*Assigned task:*
Every line below should be repeated exactly as written.

*Source data:*
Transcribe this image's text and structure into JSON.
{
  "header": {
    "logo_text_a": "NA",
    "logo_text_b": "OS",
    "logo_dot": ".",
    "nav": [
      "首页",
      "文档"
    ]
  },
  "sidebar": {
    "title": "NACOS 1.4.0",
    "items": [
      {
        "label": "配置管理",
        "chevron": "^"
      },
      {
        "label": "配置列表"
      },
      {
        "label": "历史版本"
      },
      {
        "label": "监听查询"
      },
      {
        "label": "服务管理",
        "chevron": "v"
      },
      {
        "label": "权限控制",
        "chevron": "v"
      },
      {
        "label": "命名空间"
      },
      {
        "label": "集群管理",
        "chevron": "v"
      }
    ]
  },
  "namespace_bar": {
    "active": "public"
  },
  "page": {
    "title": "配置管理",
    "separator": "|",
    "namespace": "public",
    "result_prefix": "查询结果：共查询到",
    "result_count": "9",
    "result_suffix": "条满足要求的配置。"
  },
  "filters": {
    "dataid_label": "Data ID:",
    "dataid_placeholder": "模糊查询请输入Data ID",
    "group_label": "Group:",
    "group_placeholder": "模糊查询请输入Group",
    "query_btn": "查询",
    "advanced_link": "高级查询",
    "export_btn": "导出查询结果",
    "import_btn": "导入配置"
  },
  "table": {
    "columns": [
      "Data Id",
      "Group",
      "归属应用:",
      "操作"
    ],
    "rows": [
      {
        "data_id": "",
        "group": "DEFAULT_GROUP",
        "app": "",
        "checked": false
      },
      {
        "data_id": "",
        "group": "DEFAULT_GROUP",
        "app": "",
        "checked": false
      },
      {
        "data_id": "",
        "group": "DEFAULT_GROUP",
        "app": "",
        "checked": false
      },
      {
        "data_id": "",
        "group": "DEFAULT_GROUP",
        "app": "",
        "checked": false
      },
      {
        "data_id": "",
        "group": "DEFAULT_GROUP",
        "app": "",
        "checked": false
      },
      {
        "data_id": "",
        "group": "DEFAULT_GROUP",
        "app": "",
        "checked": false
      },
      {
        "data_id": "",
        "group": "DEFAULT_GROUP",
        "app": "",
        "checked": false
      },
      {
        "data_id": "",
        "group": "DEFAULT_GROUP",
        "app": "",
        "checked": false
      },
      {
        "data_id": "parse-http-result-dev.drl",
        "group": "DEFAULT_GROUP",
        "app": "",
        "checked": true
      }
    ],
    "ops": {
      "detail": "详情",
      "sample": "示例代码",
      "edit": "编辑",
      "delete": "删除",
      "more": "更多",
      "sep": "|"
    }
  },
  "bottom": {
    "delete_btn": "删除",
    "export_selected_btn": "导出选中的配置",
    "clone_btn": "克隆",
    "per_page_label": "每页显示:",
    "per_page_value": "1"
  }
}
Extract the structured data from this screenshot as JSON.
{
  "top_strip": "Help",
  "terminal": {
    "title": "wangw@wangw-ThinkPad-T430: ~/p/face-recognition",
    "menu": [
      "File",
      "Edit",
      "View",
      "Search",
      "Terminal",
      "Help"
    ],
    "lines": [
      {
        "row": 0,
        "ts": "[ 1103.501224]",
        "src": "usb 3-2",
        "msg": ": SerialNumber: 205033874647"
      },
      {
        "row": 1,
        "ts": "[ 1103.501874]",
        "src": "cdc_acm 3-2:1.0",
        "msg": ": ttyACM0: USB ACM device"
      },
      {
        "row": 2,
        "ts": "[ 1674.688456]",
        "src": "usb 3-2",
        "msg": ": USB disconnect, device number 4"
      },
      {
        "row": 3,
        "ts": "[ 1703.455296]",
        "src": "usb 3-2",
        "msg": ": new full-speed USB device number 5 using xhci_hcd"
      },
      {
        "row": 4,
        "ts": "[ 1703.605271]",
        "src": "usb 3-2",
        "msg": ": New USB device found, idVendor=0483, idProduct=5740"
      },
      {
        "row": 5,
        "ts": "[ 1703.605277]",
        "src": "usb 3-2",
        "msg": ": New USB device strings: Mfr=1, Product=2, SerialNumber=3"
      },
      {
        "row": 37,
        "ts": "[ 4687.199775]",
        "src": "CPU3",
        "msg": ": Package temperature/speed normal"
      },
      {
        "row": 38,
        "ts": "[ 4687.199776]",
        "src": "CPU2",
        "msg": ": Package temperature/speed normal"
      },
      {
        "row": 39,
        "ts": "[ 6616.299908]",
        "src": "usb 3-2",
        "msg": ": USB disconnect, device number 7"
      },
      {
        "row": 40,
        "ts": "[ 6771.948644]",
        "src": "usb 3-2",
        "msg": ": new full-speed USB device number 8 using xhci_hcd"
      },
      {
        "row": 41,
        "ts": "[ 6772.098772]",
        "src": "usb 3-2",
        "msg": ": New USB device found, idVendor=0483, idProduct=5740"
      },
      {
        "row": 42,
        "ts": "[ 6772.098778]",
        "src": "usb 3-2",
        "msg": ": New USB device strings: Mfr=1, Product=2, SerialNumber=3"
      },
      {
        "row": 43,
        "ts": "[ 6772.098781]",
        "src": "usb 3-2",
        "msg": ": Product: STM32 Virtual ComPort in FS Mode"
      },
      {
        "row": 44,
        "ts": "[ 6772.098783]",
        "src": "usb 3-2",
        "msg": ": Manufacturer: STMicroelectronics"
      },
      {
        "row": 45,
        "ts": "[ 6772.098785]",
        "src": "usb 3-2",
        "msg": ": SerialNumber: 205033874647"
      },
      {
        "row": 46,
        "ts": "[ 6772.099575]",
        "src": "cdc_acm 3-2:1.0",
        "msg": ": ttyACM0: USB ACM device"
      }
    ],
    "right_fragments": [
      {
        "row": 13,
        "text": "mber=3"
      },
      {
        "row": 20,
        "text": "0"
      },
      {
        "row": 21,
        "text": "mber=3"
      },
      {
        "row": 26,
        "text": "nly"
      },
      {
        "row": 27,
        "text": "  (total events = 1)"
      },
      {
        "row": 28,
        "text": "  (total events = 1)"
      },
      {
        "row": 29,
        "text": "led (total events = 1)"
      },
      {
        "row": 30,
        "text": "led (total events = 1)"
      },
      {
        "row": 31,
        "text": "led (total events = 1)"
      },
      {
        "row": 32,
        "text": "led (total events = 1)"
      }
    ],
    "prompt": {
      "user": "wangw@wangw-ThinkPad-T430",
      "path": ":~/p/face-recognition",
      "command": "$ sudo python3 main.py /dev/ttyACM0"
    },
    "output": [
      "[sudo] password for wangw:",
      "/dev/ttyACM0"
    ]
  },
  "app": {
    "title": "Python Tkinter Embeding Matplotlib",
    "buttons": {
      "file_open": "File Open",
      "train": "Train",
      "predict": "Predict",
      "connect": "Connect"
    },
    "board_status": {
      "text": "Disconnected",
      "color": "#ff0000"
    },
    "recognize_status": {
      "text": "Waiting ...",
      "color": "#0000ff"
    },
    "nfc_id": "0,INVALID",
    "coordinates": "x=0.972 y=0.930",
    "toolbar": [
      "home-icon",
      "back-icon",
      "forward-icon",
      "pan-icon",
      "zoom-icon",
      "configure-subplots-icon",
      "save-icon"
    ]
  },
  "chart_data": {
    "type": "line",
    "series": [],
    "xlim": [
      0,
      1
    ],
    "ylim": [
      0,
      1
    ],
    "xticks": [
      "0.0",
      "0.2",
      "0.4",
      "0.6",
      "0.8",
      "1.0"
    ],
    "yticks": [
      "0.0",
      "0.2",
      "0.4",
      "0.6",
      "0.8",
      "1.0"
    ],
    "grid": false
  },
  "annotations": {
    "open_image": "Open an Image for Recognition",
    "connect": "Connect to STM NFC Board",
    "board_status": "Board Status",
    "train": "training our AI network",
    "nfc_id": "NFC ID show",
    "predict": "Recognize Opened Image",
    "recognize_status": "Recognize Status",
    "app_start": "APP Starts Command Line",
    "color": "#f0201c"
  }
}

*Output of the task:*
Transcribe this image's text and structure into JSON.
{
  "header": {
    "logo_text_a": "NA",
    "logo_text_b": "OS",
    "logo_dot": ".",
    "nav": [
      "首页",
      "文档"
    ]
  },
  "sidebar": {
    "title": "NACOS 1.4.0",
    "items": [
      {
        "label": "配置管理",
        "chevron": "^"
      },
      {
        "label": "配置列表"
      },
      {
        "label": "历史版本"
      },
      {
        "label": "监听查询"
      },
      {
        "label": "服务管理",
        "chevron": "v"
      },
      {
        "label": "权限控制",
        "chevron": "v"
      },
      {
        "label": "命名空间"
      },
      {
        "label": "集群管理",
        "chevron": "v"
      }
    ]
  },
  "namespace_bar": {
    "active": "public"
  },
  "page": {
    "title": "配置管理",
    "separator": "|",
    "namespace": "public",
    "result_prefix": "查询结果：共查询到",
    "result_count": "9",
    "result_suffix": "条满足要求的配置。"
  },
  "filters": {
    "dataid_label": "Data ID:",
    "dataid_placeholder": "模糊查询请输入Data ID",
    "group_label": "Group:",
    "group_placeholder": "模糊查询请输入Group",
    "query_btn": "查询",
    "advanced_link": "高级查询",
    "export_btn": "导出查询结果",
    "import_btn": "导入配置"
  },
  "table": {
    "columns": [
      "Data Id",
      "Group",
      "归属应用:",
      "操作"
    ],
    "rows": [
      {
        "data_id": "",
        "group": "DEFAULT_GROUP",
        "app": "",
        "checked": false
      },
      {
        "data_id": "",
        "group": "DEFAULT_GROUP",
        "app": "",
        "checked": false
      },
      {
        "data_id": "",
        "group": "DEFAULT_GROUP",
        "app": "",
        "checked": false
      },
      {
        "data_id": "",
        "group": "DEFAULT_GROUP",
        "app": "",
        "checked": false
      },
      {
        "data_id": "",
        "group": "DEFAULT_GROUP",
        "app": "",
        "checked": false
      },
      {
        "data_id": "",
        "group": "DEFAULT_GROUP",
        "app": "",
        "checked": false
      },
      {
        "data_id": "",
        "group": "DEFAULT_GROUP",
        "app": "",
        "checked": false
      },
      {
        "data_id": "",
        "group": "DEFAULT_GROUP",
        "app": "",
        "checked": false
      },
      {
        "data_id": "parse-http-result-dev.drl",
        "group": "DEFAULT_GROUP",
        "app": "",
        "checked": true
      }
    ],
    "ops": {
      "detail": "详情",
      "sample": "示例代码",
      "edit": "编辑",
      "delete": "删除",
      "more": "更多",
      "sep": "|"
    }
  },
  "bottom": {
    "delete_btn": "删除",
    "export_selected_btn": "导出选中的配置",
    "clone_btn": "克隆",
    "per_page_label": "每页显示:",
    "per_page_value": "1"
  }
}
Extract the structured data from this screenshot as JSON.
{
  "top_strip": "Help",
  "terminal": {
    "title": "wangw@wangw-ThinkPad-T430: ~/p/face-recognition",
    "menu": [
      "File",
      "Edit",
      "View",
      "Search",
      "Terminal",
      "Help"
    ],
    "lines": [
      {
        "row": 0,
        "ts": "[ 1103.501224]",
        "src": "usb 3-2",
        "msg": ": SerialNumber: 205033874647"
      },
      {
        "row": 1,
        "ts": "[ 1103.501874]",
        "src": "cdc_acm 3-2:1.0",
        "msg": ": ttyACM0: USB ACM device"
      },
      {
        "row": 2,
        "ts": "[ 1674.688456]",
        "src": "usb 3-2",
        "msg": ": USB disconnect, device number 4"
      },
      {
        "row": 3,
        "ts": "[ 1703.455296]",
        "src": "usb 3-2",
        "msg": ": new full-speed USB device number 5 using xhci_hcd"
      },
      {
        "row": 4,
        "ts": "[ 1703.605271]",
        "src": "usb 3-2",
        "msg": ": New USB device found, idVendor=0483, idProduct=5740"
      },
      {
        "row": 5,
        "ts": "[ 1703.605277]",
        "src": "usb 3-2",
        "msg": ": New USB device strings: Mfr=1, Product=2, SerialNumber=3"
      },
      {
        "row": 37,
        "ts": "[ 4687.199775]",
        "src": "CPU3",
        "msg": ": Package temperature/speed normal"
      },
      {
        "row": 38,
        "ts": "[ 4687.199776]",
        "src": "CPU2",
        "msg": ": Package temperature/speed normal"
      },
      {
        "row": 39,
        "ts": "[ 6616.299908]",
        "src": "usb 3-2",
        "msg": ": USB disconnect, device number 7"
      },
      {
        "row": 40,
        "ts": "[ 6771.948644]",
        "src": "usb 3-2",
        "msg": ": new full-speed USB device number 8 using xhci_hcd"
      },
      {
        "row": 41,
        "ts": "[ 6772.098772]",
        "src": "usb 3-2",
        "msg": ": New USB device found, idVendor=0483, idProduct=5740"
      },
      {
        "row": 42,
        "ts": "[ 6772.098778]",
        "src": "usb 3-2",
        "msg": ": New USB device strings: Mfr=1, Product=2, SerialNumber=3"
      },
      {
        "row": 43,
        "ts": "[ 6772.098781]",
        "src": "usb 3-2",
        "msg": ": Product: STM32 Virtual ComPort in FS Mode"
      },
      {
        "row": 44,
        "ts": "[ 6772.098783]",
        "src": "usb 3-2",
        "msg": ": Manufacturer: STMicroelectronics"
      },
      {
        "row": 45,
        "ts": "[ 6772.098785]",
        "src": "usb 3-2",
        "msg": ": SerialNumber: 205033874647"
      },
      {
        "row": 46,
        "ts": "[ 6772.099575]",
        "src": "cdc_acm 3-2:1.0",
        "msg": ": ttyACM0: USB ACM device"
      }
    ],
    "right_fragments": [
      {
        "row": 13,
        "text": "mber=3"
      },
      {
        "row": 20,
        "text": "0"
      },
      {
        "row": 21,
        "text": "mber=3"
      },
      {
        "row": 26,
        "text": "nly"
      },
      {
        "row": 27,
        "text": "  (total events = 1)"
      },
      {
        "row": 28,
        "text": "  (total events = 1)"
      },
      {
        "row": 29,
        "text": "led (total events = 1)"
      },
      {
        "row": 30,
        "text": "led (total events = 1)"
      },
      {
        "row": 31,
        "text": "led (total events = 1)"
      },
      {
        "row": 32,
        "text": "led (total events = 1)"
      }
    ],
    "prompt": {
      "user": "wangw@wangw-ThinkPad-T430",
      "path": ":~/p/face-recognition",
      "command": "$ sudo python3 main.py /dev/ttyACM0"
    },
    "output": [
      "[sudo] password for wangw:",
      "/dev/ttyACM0"
    ]
  },
  "app": {
    "title": "Python Tkinter Embeding Matplotlib",
    "buttons": {
      "file_open": "File Open",
      "train": "Train",
      "predict": "Predict",
      "connect": "Connect"
    },
    "board_status": {
      "text": "Disconnected",
      "color": "#ff0000"
    },
    "recognize_status": {
      "text": "Waiting ...",
      "color": "#0000ff"
    },
    "nfc_id": "0,INVALID",
    "coordinates": "x=0.972 y=0.930",
    "toolbar": [
      "home-icon",
      "back-icon",
      "forward-icon",
      "pan-icon",
      "zoom-icon",
      "configure-subplots-icon",
      "save-icon"
    ]
  },
  "chart_data": {
    "type": "line",
    "series": [],
    "xlim": [
      0,
      1
    ],
    "ylim": [
      0,
      1
    ],
    "xticks": [
      "0.0",
      "0.2",
      "0.4",
      "0.6",
      "0.8",
      "1.0"
    ],
    "yticks": [
      "0.0",
      "0.2",
      "0.4",
      "0.6",
      "0.8",
      "1.0"
    ],
    "grid": false
  },
  "annotations": {
    "open_image": "Open an Image for Recognition",
    "connect": "Connect to STM NFC Board",
    "board_status": "Board Status",
    "train": "training our AI network",
    "nfc_id": "NFC ID show",
    "predict": "Recognize Opened Image",
    "recognize_status": "Recognize Status",
    "app_start": "APP Starts Command Line",
    "color": "#f0201c"
  }
}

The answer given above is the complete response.